* THE PROBLEM
Word for word, set down every record that appears below.

>>>>>

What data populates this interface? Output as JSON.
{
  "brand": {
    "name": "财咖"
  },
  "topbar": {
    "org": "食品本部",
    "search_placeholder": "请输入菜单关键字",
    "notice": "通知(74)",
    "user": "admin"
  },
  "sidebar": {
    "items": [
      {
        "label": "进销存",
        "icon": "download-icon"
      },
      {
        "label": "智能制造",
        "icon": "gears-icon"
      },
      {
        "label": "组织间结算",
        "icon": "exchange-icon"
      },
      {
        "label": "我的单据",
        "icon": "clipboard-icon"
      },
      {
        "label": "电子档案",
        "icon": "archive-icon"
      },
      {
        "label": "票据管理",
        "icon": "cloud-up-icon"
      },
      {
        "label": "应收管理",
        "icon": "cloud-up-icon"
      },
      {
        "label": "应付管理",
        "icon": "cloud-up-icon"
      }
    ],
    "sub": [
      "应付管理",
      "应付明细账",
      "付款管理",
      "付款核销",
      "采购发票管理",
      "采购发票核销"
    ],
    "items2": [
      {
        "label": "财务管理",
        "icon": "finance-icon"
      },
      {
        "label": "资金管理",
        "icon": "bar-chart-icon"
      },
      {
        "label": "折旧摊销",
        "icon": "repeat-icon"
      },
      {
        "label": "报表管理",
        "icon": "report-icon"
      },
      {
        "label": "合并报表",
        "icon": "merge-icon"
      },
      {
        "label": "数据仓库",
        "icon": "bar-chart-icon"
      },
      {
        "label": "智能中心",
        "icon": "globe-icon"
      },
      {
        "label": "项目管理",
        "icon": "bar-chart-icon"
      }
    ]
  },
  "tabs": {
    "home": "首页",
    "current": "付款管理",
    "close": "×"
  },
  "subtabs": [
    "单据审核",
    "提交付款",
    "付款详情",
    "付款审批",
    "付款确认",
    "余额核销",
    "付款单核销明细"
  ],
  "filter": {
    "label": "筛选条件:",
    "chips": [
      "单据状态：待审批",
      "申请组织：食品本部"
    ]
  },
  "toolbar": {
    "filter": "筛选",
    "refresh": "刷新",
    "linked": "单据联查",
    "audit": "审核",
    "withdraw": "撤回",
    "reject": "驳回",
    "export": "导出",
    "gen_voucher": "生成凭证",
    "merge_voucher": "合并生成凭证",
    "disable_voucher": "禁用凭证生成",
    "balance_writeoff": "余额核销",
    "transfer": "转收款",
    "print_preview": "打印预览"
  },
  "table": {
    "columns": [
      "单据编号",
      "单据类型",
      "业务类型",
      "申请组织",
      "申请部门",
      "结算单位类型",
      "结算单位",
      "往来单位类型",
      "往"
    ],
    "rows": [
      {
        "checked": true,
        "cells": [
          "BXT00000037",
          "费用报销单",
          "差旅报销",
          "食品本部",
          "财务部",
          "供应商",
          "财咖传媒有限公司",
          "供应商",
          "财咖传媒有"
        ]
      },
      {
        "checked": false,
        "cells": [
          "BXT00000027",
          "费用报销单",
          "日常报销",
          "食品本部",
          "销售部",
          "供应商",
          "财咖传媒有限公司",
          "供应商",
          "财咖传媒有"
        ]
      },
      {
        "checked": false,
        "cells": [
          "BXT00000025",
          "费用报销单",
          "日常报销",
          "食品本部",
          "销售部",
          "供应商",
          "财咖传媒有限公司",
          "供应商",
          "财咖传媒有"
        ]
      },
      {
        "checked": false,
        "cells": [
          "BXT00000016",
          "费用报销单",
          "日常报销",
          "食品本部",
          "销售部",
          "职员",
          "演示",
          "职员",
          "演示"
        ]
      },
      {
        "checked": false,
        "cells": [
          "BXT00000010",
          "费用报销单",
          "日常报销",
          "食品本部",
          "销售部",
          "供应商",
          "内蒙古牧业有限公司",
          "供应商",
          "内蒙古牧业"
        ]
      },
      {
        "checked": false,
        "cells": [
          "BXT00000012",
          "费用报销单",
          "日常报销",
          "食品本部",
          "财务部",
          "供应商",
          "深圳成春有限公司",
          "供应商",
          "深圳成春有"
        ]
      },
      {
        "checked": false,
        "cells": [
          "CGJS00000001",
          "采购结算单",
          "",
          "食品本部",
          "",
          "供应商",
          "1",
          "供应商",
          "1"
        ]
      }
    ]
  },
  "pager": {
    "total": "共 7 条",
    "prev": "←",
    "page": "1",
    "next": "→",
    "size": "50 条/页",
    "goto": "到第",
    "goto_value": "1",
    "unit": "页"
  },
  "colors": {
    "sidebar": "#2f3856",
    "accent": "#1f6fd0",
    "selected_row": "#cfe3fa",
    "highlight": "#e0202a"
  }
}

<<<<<

* FINISHED TASK
What data populates this interface? Output as JSON.
{
  "brand": {
    "name": "财咖"
  },
  "topbar": {
    "org": "食品本部",
    "search_placeholder": "请输入菜单关键字",
    "notice": "通知(74)",
    "user": "admin"
  },
  "sidebar": {
    "items": [
      {
        "label": "进销存",
        "icon": "download-icon"
      },
      {
        "label": "智能制造",
        "icon": "gears-icon"
      },
      {
        "label": "组织间结算",
        "icon": "exchange-icon"
      },
      {
        "label": "我的单据",
        "icon": "clipboard-icon"
      },
      {
        "label": "电子档案",
        "icon": "archive-icon"
      },
      {
        "label": "票据管理",
        "icon": "cloud-up-icon"
      },
      {
        "label": "应收管理",
        "icon": "cloud-up-icon"
      },
      {
        "label": "应付管理",
        "icon": "cloud-up-icon"
      }
    ],
    "sub": [
      "应付管理",
      "应付明细账",
      "付款管理",
      "付款核销",
      "采购发票管理",
      "采购发票核销"
    ],
    "items2": [
      {
        "label": "财务管理",
        "icon": "finance-icon"
      },
      {
        "label": "资金管理",
        "icon": "bar-chart-icon"
      },
      {
        "label": "折旧摊销",
        "icon": "repeat-icon"
      },
      {
        "label": "报表管理",
        "icon": "report-icon"
      },
      {
        "label": "合并报表",
        "icon": "merge-icon"
      },
      {
        "label": "数据仓库",
        "icon": "bar-chart-icon"
      },
      {
        "label": "智能中心",
        "icon": "globe-icon"
      },
      {
        "label": "项目管理",
        "icon": "bar-chart-icon"
      }
    ]
  },
  "tabs": {
    "home": "首页",
    "current": "付款管理",
    "close": "×"
  },
  "subtabs": [
    "单据审核",
    "提交付款",
    "付款详情",
    "付款审批",
    "付款确认",
    "余额核销",
    "付款单核销明细"
  ],
  "filter": {
    "label": "筛选条件:",
    "chips": [
      "单据状态：待审批",
      "申请组织：食品本部"
    ]
  },
  "toolbar": {
    "filter": "筛选",
    "refresh": "刷新",
    "linked": "单据联查",
    "audit": "审核",
    "withdraw": "撤回",
    "reject": "驳回",
    "export": "导出",
    "gen_voucher": "生成凭证",
    "merge_voucher": "合并生成凭证",
    "disable_voucher": "禁用凭证生成",
    "balance_writeoff": "余额核销",
    "transfer": "转收款",
    "print_preview": "打印预览"
  },
  "table": {
    "columns": [
      "单据编号",
      "单据类型",
      "业务类型",
      "申请组织",
      "申请部门",
      "结算单位类型",
      "结算单位",
      "往来单位类型",
      "往"
    ],
    "rows": [
      {
        "checked": true,
        "cells": [
          "BXT00000037",
          "费用报销单",
          "差旅报销",
          "食品本部",
          "财务部",
          "供应商",
          "财咖传媒有限公司",
          "供应商",
          "财咖传媒有"
        ]
      },
      {
        "checked": false,
        "cells": [
          "BXT00000027",
          "费用报销单",
          "日常报销",
          "食品本部",
          "销售部",
          "供应商",
          "财咖传媒有限公司",
          "供应商",
          "财咖传媒有"
        ]
      },
      {
        "checked": false,
        "cells": [
          "BXT00000025",
          "费用报销单",
          "日常报销",
          "食品本部",
          "销售部",
          "供应商",
          "财咖传媒有限公司",
          "供应商",
          "财咖传媒有"
        ]
      },
      {
        "checked": false,
        "cells": [
          "BXT00000016",
          "费用报销单",
          "日常报销",
          "食品本部",
          "销售部",
          "职员",
          "演示",
          "职员",
          "演示"
        ]
      },
      {
        "checked": false,
        "cells": [
          "BXT00000010",
          "费用报销单",
          "日常报销",
          "食品本部",
          "销售部",
          "供应商",
          "内蒙古牧业有限公司",
          "供应商",
          "内蒙古牧业"
        ]
      },
      {
        "checked": false,
        "cells": [
          "BXT00000012",
          "费用报销单",
          "日常报销",
          "食品本部",
          "财务部",
          "供应商",
          "深圳成春有限公司",
          "供应商",
          "深圳成春有"
        ]
      },
      {
        "checked": false,
        "cells": [
          "CGJS00000001",
          "采购结算单",
          "",
          "食品本部",
          "",
          "供应商",
          "1",
          "供应商",
          "1"
        ]
      }
    ]
  },
  "pager": {
    "total": "共 7 条",
    "prev": "←",
    "page": "1",
    "next": "→",
    "size": "50 条/页",
    "goto": "到第",
    "goto_value": "1",
    "unit": "页"
  },
  "colors": {
    "sidebar": "#2f3856",
    "accent": "#1f6fd0",
    "selected_row": "#cfe3fa",
    "highlight": "#e0202a"
  }
}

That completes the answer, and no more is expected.